Stored records
════════════════
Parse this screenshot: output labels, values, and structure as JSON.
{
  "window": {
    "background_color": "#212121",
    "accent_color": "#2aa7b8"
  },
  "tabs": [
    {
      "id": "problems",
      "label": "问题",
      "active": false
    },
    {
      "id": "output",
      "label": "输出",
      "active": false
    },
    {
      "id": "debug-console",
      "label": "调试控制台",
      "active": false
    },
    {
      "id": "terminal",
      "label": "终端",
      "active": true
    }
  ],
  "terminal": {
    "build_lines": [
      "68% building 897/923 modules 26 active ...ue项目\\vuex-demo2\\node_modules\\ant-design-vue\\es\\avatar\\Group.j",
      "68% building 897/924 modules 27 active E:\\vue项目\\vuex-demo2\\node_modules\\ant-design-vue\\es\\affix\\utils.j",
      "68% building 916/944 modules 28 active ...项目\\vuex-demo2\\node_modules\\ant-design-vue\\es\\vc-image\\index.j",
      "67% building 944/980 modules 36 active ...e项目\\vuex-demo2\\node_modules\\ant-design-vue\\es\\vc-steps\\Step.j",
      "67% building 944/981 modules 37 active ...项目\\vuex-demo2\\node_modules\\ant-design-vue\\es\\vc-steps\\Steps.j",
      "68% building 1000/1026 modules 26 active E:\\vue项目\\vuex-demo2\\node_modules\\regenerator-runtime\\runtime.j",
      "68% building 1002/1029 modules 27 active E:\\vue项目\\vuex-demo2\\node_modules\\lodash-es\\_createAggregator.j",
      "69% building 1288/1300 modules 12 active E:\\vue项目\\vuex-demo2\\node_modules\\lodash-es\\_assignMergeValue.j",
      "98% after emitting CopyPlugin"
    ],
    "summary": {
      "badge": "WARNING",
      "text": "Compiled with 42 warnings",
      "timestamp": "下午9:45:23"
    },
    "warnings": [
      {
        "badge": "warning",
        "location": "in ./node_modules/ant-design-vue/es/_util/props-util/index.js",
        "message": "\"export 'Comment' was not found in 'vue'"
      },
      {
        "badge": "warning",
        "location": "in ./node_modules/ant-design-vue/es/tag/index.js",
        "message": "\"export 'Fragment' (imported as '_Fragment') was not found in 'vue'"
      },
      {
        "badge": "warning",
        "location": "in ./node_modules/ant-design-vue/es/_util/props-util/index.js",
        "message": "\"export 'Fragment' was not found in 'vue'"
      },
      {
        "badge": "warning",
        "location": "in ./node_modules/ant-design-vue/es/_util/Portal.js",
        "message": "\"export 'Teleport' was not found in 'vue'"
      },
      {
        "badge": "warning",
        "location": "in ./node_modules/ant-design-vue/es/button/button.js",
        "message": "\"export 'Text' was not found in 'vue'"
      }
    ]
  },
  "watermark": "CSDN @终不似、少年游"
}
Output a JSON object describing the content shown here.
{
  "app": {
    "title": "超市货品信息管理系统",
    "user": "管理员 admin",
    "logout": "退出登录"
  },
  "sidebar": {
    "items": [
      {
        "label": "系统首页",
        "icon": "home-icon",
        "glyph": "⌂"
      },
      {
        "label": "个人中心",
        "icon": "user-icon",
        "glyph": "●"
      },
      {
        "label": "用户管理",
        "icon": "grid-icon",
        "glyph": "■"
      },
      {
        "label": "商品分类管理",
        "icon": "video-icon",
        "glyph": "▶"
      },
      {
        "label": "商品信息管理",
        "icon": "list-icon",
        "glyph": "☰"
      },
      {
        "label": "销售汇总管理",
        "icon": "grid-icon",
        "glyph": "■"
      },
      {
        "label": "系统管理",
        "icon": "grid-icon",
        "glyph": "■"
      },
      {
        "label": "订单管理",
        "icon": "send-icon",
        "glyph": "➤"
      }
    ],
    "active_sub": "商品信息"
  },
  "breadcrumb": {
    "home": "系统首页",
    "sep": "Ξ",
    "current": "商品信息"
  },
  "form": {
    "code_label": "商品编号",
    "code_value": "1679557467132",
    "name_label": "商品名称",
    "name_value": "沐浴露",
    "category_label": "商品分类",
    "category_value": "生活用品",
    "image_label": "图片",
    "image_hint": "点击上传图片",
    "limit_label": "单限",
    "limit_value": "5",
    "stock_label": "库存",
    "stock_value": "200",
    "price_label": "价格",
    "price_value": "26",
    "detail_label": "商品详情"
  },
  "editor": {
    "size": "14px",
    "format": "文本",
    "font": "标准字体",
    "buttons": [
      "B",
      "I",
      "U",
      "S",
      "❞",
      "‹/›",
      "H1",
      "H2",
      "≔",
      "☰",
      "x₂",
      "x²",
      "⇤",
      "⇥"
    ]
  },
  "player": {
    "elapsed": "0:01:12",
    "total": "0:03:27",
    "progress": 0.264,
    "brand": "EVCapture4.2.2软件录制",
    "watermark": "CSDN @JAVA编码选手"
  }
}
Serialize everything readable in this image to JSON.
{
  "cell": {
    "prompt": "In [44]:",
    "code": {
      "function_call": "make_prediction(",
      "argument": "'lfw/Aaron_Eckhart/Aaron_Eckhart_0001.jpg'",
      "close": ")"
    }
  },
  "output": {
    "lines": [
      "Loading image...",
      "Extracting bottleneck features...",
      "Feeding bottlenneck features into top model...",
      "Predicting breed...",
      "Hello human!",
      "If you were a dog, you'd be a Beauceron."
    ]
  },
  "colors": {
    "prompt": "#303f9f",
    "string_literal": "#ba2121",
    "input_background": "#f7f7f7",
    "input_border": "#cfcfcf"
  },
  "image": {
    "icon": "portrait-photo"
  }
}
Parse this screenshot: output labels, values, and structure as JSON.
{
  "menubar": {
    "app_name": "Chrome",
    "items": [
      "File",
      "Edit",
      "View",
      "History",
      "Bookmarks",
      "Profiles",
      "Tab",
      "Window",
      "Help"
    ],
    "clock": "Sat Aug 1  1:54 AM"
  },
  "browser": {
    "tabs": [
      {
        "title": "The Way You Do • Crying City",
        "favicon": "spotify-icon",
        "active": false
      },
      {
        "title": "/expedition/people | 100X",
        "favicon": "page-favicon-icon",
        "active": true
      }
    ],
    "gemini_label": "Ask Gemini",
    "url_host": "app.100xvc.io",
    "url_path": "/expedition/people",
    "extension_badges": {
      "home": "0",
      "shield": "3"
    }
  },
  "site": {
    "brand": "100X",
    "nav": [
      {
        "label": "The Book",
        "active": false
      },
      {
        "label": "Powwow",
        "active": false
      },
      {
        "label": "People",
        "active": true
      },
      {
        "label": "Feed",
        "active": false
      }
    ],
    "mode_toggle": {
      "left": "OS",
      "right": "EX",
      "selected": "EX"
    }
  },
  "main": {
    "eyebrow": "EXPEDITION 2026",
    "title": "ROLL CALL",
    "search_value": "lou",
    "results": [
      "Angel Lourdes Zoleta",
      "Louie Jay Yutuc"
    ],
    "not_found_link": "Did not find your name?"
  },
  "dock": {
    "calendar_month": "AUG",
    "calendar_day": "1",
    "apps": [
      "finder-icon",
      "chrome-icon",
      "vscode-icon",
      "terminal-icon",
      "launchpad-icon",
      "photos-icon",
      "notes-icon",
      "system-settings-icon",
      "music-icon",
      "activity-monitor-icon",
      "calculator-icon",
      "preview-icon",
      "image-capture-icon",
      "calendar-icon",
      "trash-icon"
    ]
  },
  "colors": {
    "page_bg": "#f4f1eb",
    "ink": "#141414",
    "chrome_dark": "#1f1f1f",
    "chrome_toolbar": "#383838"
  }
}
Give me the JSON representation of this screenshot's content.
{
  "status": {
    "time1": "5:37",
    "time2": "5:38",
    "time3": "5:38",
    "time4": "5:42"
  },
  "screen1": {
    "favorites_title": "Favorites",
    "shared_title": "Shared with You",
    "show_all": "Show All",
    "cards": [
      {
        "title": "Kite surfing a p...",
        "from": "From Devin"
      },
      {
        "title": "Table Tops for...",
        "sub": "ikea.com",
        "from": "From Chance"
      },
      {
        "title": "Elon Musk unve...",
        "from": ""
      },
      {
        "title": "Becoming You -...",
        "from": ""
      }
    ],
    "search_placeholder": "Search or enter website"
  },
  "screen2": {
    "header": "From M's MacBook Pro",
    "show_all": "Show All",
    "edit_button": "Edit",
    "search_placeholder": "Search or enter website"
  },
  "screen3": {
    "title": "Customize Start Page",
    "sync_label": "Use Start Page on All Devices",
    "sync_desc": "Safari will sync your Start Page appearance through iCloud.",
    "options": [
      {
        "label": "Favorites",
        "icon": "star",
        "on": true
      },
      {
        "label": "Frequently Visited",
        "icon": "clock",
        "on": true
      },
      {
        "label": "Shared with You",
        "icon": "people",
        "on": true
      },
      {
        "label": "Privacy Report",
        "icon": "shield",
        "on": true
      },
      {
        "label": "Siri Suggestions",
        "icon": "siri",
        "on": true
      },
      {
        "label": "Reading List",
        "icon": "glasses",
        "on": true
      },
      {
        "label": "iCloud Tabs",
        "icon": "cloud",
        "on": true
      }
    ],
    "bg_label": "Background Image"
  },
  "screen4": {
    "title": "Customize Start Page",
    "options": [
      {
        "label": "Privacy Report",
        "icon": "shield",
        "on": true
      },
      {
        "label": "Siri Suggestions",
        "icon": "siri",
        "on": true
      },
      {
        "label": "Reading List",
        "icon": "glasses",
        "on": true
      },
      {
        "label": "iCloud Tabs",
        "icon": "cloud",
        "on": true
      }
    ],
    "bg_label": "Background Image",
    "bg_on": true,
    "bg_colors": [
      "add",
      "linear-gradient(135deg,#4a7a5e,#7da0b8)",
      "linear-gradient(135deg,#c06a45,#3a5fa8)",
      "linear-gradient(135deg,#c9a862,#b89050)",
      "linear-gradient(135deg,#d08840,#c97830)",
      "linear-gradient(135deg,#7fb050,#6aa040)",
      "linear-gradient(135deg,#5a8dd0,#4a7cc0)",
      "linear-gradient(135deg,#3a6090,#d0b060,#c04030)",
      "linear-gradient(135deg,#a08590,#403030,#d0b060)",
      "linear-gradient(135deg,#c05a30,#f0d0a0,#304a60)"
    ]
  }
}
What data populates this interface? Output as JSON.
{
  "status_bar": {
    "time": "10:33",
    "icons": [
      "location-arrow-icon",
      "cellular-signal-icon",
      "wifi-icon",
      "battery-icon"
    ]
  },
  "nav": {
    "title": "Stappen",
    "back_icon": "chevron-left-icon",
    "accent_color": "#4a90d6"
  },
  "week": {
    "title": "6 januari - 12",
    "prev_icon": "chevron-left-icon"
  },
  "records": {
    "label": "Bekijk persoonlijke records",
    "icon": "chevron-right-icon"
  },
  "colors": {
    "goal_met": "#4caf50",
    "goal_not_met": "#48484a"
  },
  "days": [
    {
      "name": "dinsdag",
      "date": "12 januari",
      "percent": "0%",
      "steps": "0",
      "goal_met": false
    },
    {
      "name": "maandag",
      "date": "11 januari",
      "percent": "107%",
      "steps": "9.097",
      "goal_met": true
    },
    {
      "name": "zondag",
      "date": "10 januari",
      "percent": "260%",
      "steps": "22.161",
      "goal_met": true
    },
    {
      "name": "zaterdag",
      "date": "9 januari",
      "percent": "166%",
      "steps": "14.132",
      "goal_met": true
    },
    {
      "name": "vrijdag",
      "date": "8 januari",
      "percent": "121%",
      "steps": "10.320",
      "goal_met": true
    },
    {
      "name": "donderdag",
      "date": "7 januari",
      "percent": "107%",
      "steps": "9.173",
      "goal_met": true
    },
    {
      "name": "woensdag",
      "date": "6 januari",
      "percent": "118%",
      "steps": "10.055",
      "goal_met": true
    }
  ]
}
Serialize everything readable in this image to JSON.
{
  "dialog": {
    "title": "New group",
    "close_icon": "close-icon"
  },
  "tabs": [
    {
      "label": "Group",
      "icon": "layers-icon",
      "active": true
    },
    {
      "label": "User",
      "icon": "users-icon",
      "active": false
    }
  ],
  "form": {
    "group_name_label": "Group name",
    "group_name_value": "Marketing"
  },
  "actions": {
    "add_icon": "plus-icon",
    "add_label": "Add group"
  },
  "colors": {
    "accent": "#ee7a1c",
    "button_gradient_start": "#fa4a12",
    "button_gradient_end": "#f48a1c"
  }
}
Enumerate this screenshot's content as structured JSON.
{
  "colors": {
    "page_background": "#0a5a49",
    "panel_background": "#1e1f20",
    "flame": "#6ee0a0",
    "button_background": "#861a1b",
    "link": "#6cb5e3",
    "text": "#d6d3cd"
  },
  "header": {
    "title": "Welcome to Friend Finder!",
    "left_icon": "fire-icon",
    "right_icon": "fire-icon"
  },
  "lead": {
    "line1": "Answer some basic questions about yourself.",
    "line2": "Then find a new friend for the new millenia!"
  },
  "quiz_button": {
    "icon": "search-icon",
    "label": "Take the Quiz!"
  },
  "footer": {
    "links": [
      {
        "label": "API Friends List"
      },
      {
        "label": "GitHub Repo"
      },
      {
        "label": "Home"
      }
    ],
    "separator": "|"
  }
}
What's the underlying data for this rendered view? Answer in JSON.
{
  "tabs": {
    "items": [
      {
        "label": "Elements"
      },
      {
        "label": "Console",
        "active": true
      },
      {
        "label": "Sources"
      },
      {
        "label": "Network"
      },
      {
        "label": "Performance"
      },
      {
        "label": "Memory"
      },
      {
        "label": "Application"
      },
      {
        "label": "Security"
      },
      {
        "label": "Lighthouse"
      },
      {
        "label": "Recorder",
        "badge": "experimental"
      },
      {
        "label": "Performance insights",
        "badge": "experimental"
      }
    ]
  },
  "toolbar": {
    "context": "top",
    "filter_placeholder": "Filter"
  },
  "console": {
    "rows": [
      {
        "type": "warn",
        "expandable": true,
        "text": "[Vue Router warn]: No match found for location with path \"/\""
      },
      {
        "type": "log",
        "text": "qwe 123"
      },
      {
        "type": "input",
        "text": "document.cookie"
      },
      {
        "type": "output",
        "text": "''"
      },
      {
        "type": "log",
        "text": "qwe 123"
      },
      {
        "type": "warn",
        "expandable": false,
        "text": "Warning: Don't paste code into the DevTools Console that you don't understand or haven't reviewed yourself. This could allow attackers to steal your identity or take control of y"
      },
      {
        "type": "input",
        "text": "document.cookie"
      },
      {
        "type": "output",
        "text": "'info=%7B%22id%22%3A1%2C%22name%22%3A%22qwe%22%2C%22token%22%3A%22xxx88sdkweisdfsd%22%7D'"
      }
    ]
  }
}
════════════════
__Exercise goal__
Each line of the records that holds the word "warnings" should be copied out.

__Task output__
      "text": "Compiled with 42 warnings",
    "warnings": [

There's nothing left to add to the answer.